To become a barber in Hawaii, you will need to attend an accredited barbering school and complete 1500 hours of instruction.
Your curriculum in school will cover all aspects of hair care including shampooing and conditioning, styling, cutting, highlighting, coloring, and more. You will learn sterilization methods and sanitation requirements. Some of the aspects of running a barbering business will also be taught. There are several schools in which you can study barbering in Hawaii, including barbering and cosmetology schools and some local colleges. You can earn either a certificate (at a school of barbering and cosmetology), or an associates (2 year) degree at one of the colleges.
When you have completed your required courses, you will be eligible to take the state licensing test administered by the Hawaii Board of Barbering and Cosmetology. This exam includes both a theoretical (written) and a practical component. When you have passed the exam and paid the requisite fee, you will receive your license.
Barbers throughout the United States earned an average of $25,000 in 2013, the last year for which such statistics were available through O*Net. Of course, there is wide variability in salaries and, as salaries and wages tend to be higher in Hawaii than on the mainland, it is possible that you might earn more than this.
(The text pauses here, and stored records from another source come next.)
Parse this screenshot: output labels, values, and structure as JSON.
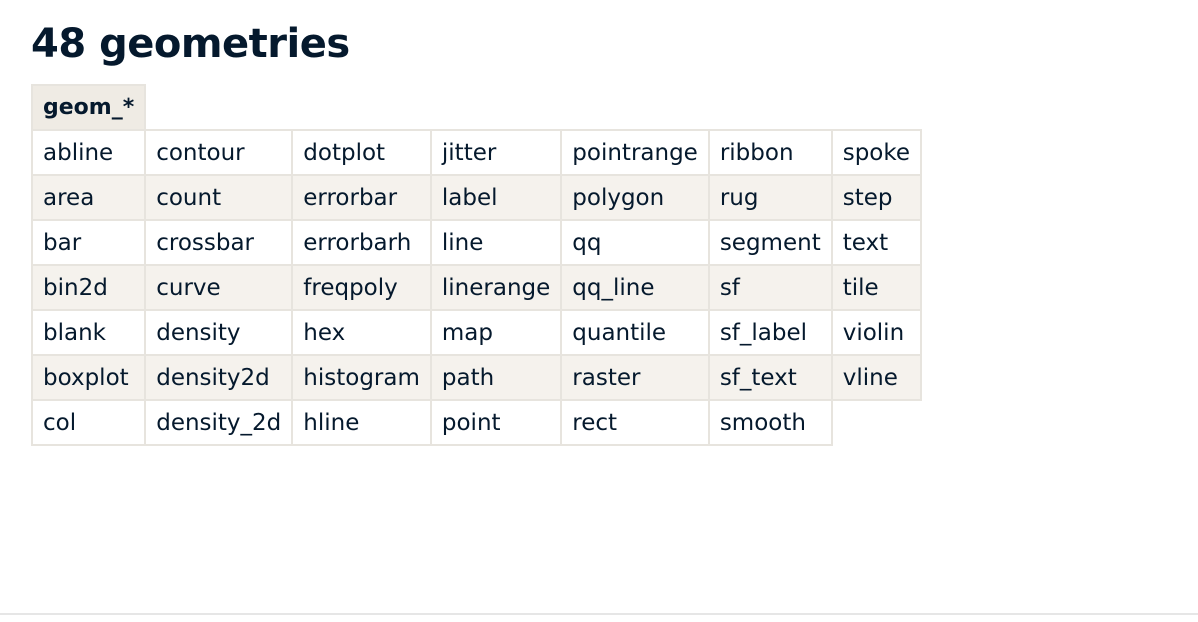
{
  "page_title": "48 geometries",
  "table": {
    "header": "geom_*",
    "rows": [
      [
        "abline",
        "contour",
        "dotplot",
        "jitter",
        "pointrange",
        "ribbon",
        "spoke"
      ],
      [
        "area",
        "count",
        "errorbar",
        "label",
        "polygon",
        "rug",
        "step"
      ],
      [
        "bar",
        "crossbar",
        "errorbarh",
        "line",
        "qq",
        "segment",
        "text"
      ],
      [
        "bin2d",
        "curve",
        "freqpoly",
        "linerange",
        "qq_line",
        "sf",
        "tile"
      ],
      [
        "blank",
        "density",
        "hex",
        "map",
        "quantile",
        "sf_label",
        "violin"
      ],
      [
        "boxplot",
        "density2d",
        "histogram",
        "path",
        "raster",
        "sf_text",
        "vline"
      ],
      [
        "col",
        "density_2d",
        "hline",
        "point",
        "rect",
        "smooth",
        ""
      ]
    ]
  }
}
And, of course, if you have experience, and/or have developed a sizeable client base of repeat customers, or if you have a specialty that is in demand, you may command more than this average wage as well. The demand for barbers is expected to increase between 8% and 15% between 2012 and 2022, making this a good career choice for new people starting out, or experienced barbers wishing to move up in their careers.
As a barber working in Hawaii, you may choose to work in a shop that caters to locals or to visitors, or both. Most barbers work in free-standing barber shops that cater to the grooming needs of men. Day-to-day life involves having conversations with many people about a wide range of subjects, and it is very helpful to be a good listener. Chances are you will be working on quite a number of clients on any given day. Some barbers work in hair salons that service men and women, where you will have a move diverse clientele. Your day at the hair salon will also be spent tending to the hair and grooming needs of individual clients. In between clients, you will be cleaning and neatening your work station to make sure it is fresh and sanitary for your next client. Some barbers open their own businesses, usually after they have worked in someone elses shop for awhile.
Hawaii Board of Barbering & Cosmetology
P.O. Box 3469
Honolulu, HI 96801
Fax Number: 808-586-3031
E-mail Address: firstname.lastname@example.org
The Hawaii State Board of Cosmetology can help answer additional questions about obtaining a Hawaii state cosmetology license.
The state of Hawaii has experienced a steady uptick in the number of people
applying to be barbers. This is in addition to hair care professionals there
opening renowned salons. Many have sought help from these resources
Hawaii Board Of Barbering and Cosmetology
Hawaii DCCA –PVL Barbering and Cosmetology
Hawaii Barbering/Cosmetology/Electrology Testing